<elsa-studio-root server-url="@serverUrl" monaco-lib-path="_content/Elsa.Designer.Components.Web/monaco-editor/min"></elsa-studio-root>

Second Run

When you now run the project, you should see the Elsa Dashboard homepage and be able to create new workflows.

Blank Page?!

When I first followed my own guide, the page was simply blank when I launched the application. As it turns out, due to the fact that I converted the project from a console app to a web app myself, I didn't get the launchSettings.json file in the Properties folder that is created when using the web project template. This means that by default, the application will run in Production mode and not in Development mode. According to the Microsoft docs, assets from Razor Class Libraries (such as Elsa.Designer.Components.Web) will only be served in Development mode or when the application is published.
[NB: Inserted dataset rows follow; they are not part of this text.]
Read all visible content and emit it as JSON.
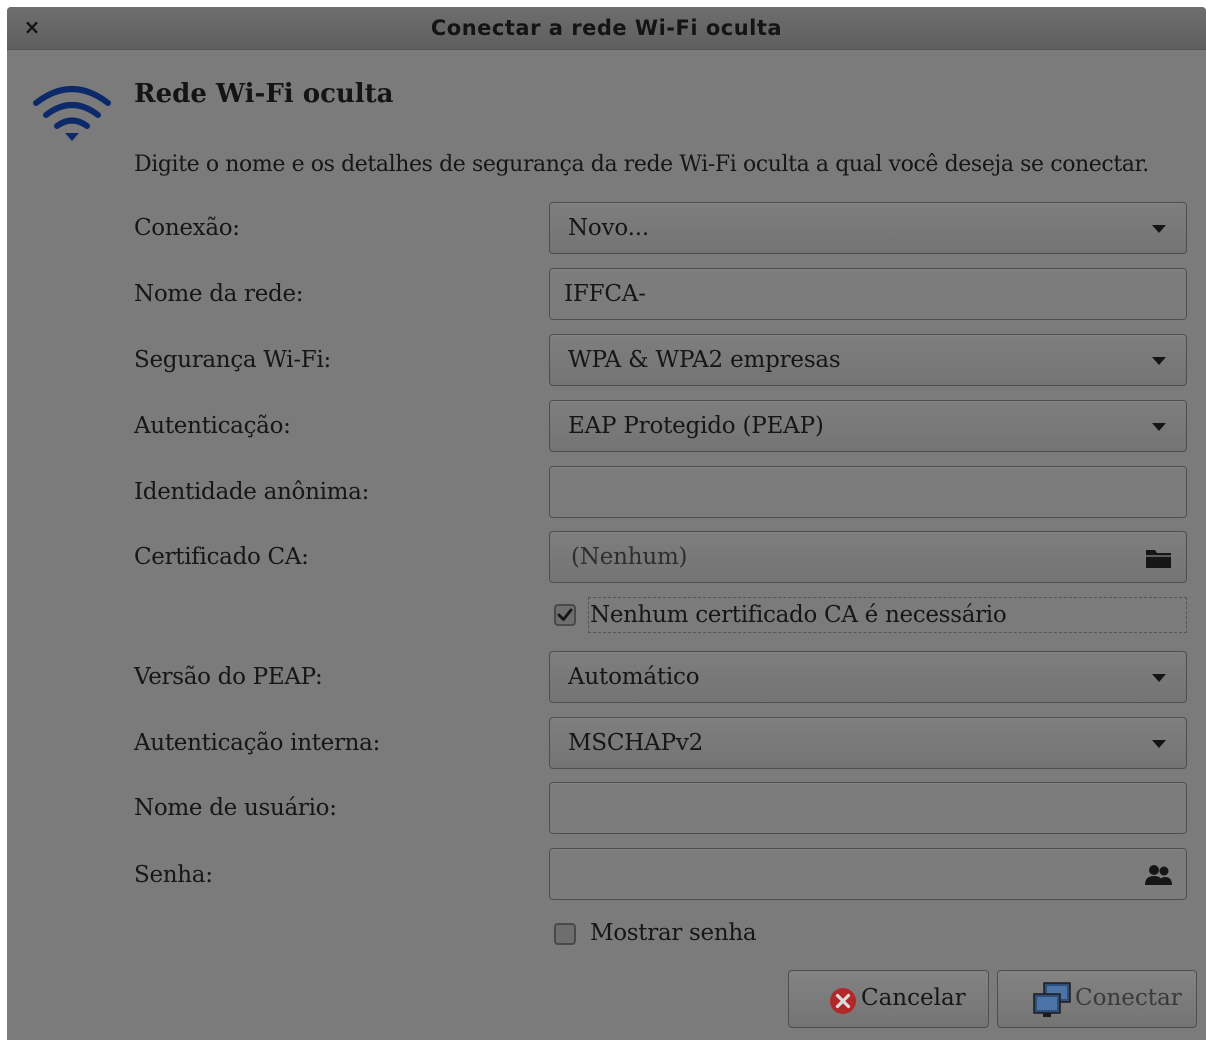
{
  "window": {
    "title": "Conectar a rede Wi-Fi oculta",
    "close_label": "×"
  },
  "header": {
    "title": "Rede Wi-Fi oculta",
    "description": "Digite o nome e os detalhes de segurança da rede Wi-Fi oculta a qual você deseja se conectar.",
    "icon": "wifi-icon"
  },
  "form": {
    "connection": {
      "label": "Conexão:",
      "value": "Novo..."
    },
    "network_name": {
      "label": "Nome da rede:",
      "value": "IFFCA-"
    },
    "wifi_security": {
      "label": "Segurança Wi-Fi:",
      "value": "WPA & WPA2 empresas"
    },
    "authentication": {
      "label": "Autenticação:",
      "value": "EAP Protegido (PEAP)"
    },
    "anonymous_identity": {
      "label": "Identidade anônima:",
      "value": ""
    },
    "ca_certificate": {
      "label": "Certificado CA:",
      "value": "(Nenhum)",
      "icon": "folder-icon"
    },
    "no_ca_required": {
      "label": "Nenhum certificado CA é necessário",
      "checked": true
    },
    "peap_version": {
      "label": "Versão do PEAP:",
      "value": "Automático"
    },
    "inner_authentication": {
      "label": "Autenticação interna:",
      "value": "MSCHAPv2"
    },
    "username": {
      "label": "Nome de usuário:",
      "value": ""
    },
    "password": {
      "label": "Senha:",
      "value": "",
      "icon": "users-icon"
    },
    "show_password": {
      "label": "Mostrar senha",
      "checked": false
    }
  },
  "buttons": {
    "cancel": "Cancelar",
    "connect": "Conectar"
  },
  "colors": {
    "wifi_icon": "#0c2a6b",
    "cancel_icon": "#b0282a",
    "connect_icon": "#2d4f7a"
  }
}
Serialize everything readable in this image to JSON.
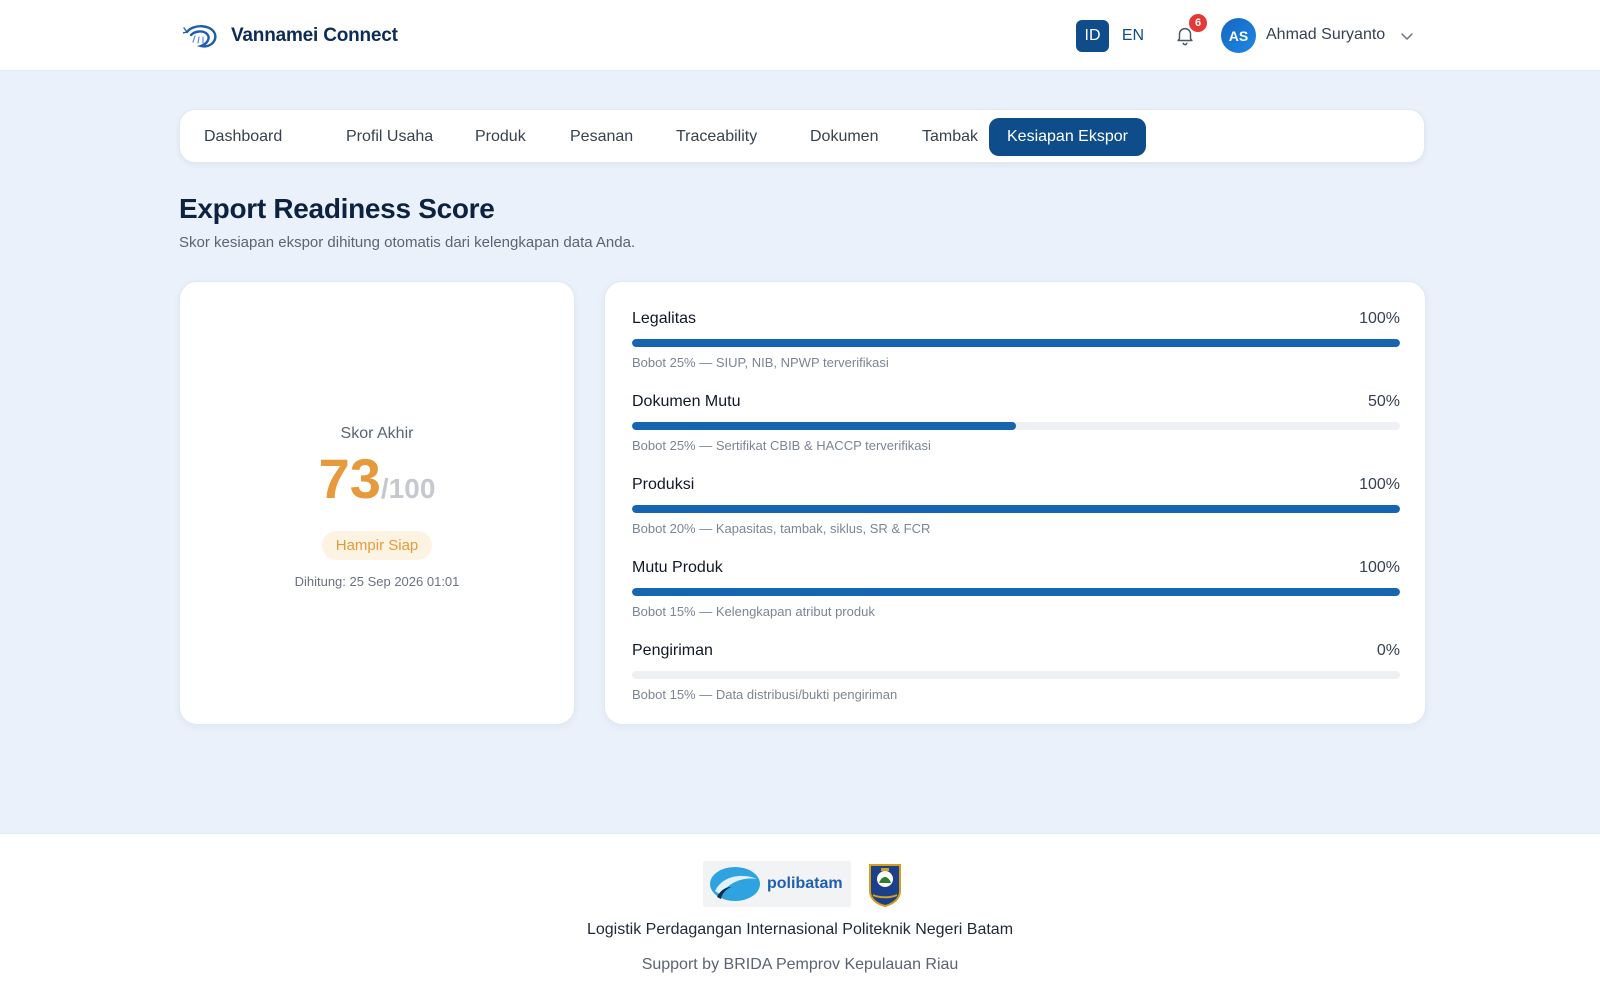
{
  "header": {
    "brand": "Vannamei Connect",
    "lang_id": "ID",
    "lang_en": "EN",
    "notification_count": "6",
    "avatar_initials": "AS",
    "user_name": "Ahmad Suryanto"
  },
  "tabs": [
    {
      "label": "Dashboard"
    },
    {
      "label": "Profil Usaha"
    },
    {
      "label": "Produk"
    },
    {
      "label": "Pesanan"
    },
    {
      "label": "Traceability"
    },
    {
      "label": "Dokumen"
    },
    {
      "label": "Tambak"
    },
    {
      "label": "Kesiapan Ekspor",
      "active": true
    }
  ],
  "page": {
    "title": "Export Readiness Score",
    "subtitle": "Skor kesiapan ekspor dihitung otomatis dari kelengkapan data Anda."
  },
  "score": {
    "label": "Skor Akhir",
    "value": "73",
    "max": "/100",
    "status": "Hampir Siap",
    "computed_at": "Dihitung: 25 Sep 2026 01:01"
  },
  "metrics": [
    {
      "name": "Legalitas",
      "percent_label": "100%",
      "percent": 100,
      "note": "Bobot 25% — SIUP, NIB, NPWP terverifikasi"
    },
    {
      "name": "Dokumen Mutu",
      "percent_label": "50%",
      "percent": 50,
      "note": "Bobot 25% — Sertifikat CBIB & HACCP terverifikasi"
    },
    {
      "name": "Produksi",
      "percent_label": "100%",
      "percent": 100,
      "note": "Bobot 20% — Kapasitas, tambak, siklus, SR & FCR"
    },
    {
      "name": "Mutu Produk",
      "percent_label": "100%",
      "percent": 100,
      "note": "Bobot 15% — Kelengkapan atribut produk"
    },
    {
      "name": "Pengiriman",
      "percent_label": "0%",
      "percent": 0,
      "note": "Bobot 15% — Data distribusi/bukti pengiriman"
    }
  ],
  "footer": {
    "poli_logo_text": "polibatam",
    "line1": "Logistik Perdagangan Internasional Politeknik Negeri Batam",
    "line2": "Support by BRIDA Pemprov Kepulauan Riau"
  },
  "colors": {
    "primary": "#0f4c8a",
    "bar": "#1565b0",
    "score": "#e69a3c",
    "badge": "#e53935"
  }
}
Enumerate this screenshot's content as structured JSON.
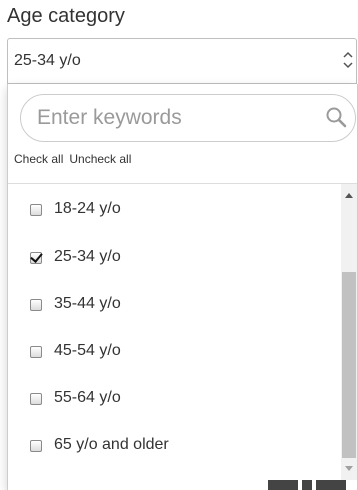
{
  "filter": {
    "label": "Age category",
    "selected_value": "25-34 y/o"
  },
  "search": {
    "placeholder": "Enter keywords",
    "value": ""
  },
  "bulk_actions": {
    "check_all": "Check all",
    "uncheck_all": "Uncheck all"
  },
  "options": [
    {
      "label": "18-24 y/o",
      "checked": false
    },
    {
      "label": "25-34 y/o",
      "checked": true
    },
    {
      "label": "35-44 y/o",
      "checked": false
    },
    {
      "label": "45-54 y/o",
      "checked": false
    },
    {
      "label": "55-64 y/o",
      "checked": false
    },
    {
      "label": "65 y/o and older",
      "checked": false
    }
  ],
  "icons": {
    "select_arrows": "updown-chevron-icon",
    "search": "search-icon"
  },
  "colors": {
    "text": "#333333",
    "border": "#cccccc",
    "placeholder": "#9a9a9a",
    "scrollbar_thumb": "#c1c1c1"
  }
}
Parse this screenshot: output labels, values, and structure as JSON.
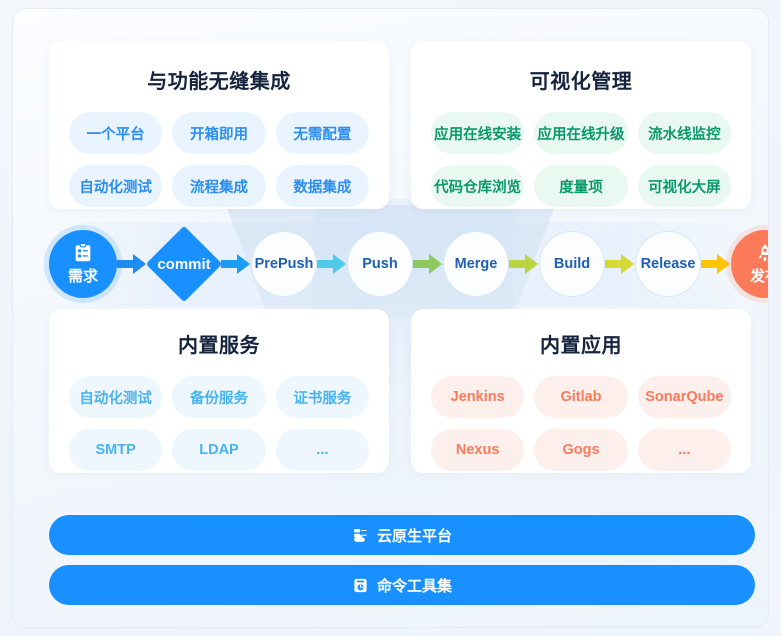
{
  "cards": [
    {
      "id": "integration",
      "title": "与功能无缝集成",
      "pill_style": "blue",
      "pills": [
        "一个平台",
        "开箱即用",
        "无需配置",
        "自动化测试",
        "流程集成",
        "数据集成"
      ]
    },
    {
      "id": "visual",
      "title": "可视化管理",
      "pill_style": "green",
      "pills": [
        "应用在线安装",
        "应用在线升级",
        "流水线监控",
        "代码仓库浏览",
        "度量项",
        "可视化大屏"
      ]
    },
    {
      "id": "services",
      "title": "内置服务",
      "pill_style": "sky",
      "pills": [
        "自动化测试",
        "备份服务",
        "证书服务",
        "SMTP",
        "LDAP",
        "..."
      ]
    },
    {
      "id": "apps",
      "title": "内置应用",
      "pill_style": "coral",
      "pills": [
        "Jenkins",
        "Gitlab",
        "SonarQube",
        "Nexus",
        "Gogs",
        "..."
      ]
    }
  ],
  "pipeline": {
    "start": {
      "label": "需求",
      "icon": "clipboard-checklist-icon",
      "color": "#1890ff"
    },
    "diamond": {
      "label": "commit",
      "color": "#1890ff"
    },
    "stages": [
      "PrePush",
      "Push",
      "Merge",
      "Build",
      "Release"
    ],
    "end": {
      "label": "发布",
      "icon": "rocket-icon",
      "color": "#fa7a5a"
    },
    "arrow_colors": [
      "#1e8cf0",
      "#1e9cf5",
      "#4fc9e8",
      "#8fc95e",
      "#b9d43f",
      "#d6d933",
      "#ffc400"
    ]
  },
  "bars": [
    {
      "id": "platform",
      "label": "云原生平台",
      "icon": "cloud-server-icon",
      "color": "#1890ff"
    },
    {
      "id": "tools",
      "label": "命令工具集",
      "icon": "terminal-gauge-icon",
      "color": "#1890ff"
    }
  ]
}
From the docs:

"When running the consuming app from build output (dotnet run), static web assets are enabled by default in the Development environment. To support assets in other environments when running from build output, call UseStaticWebAssets on the host builder in Program.cs".

For this reason, I included the UseStaticWebAssets call in Program.cs to make sure this guide works smoothly.

Visual Workflow

Let's go ahead and navigate to the Workflow Definitions page and click the Create Workflow button.

Add a new Timer activity by clicking the Start button (reload the page if you don't see any Start button). Since the Timer activity uses NodaTime's Duration type to store the interval, we can provide the following text value to specify an interval of 5 seconds:


Instead of using a plain text value, we might also take advantage of using a JavaScript expression and directly employ NodaTime's Duration type to construct an interval, like this:


To switch to JavaScript mode, click on the small button with an icon representing horizontal triple dots and select "JavaScript":

Switching to JavaScript mode

Click the Done outcome's "plus" button to create & connect a new WriteLine activity and configure it as follows:

  • Text (JavaScript): `It's now ${new Date()}. Let's do this thing!`

Click Save and then click Publish (at the bottom right of the screen).

Elsa will now re-index the published workflows and see that there's a workflow with a Timer activity. Every 5 seconds, something like the following string will be written to standard out:

It's now Sat May 08 2021 12:50:34 GMTZ. Let's do this thing!

And that's how easy it is to setup an Elsa Dashboard + Server and create some workflows!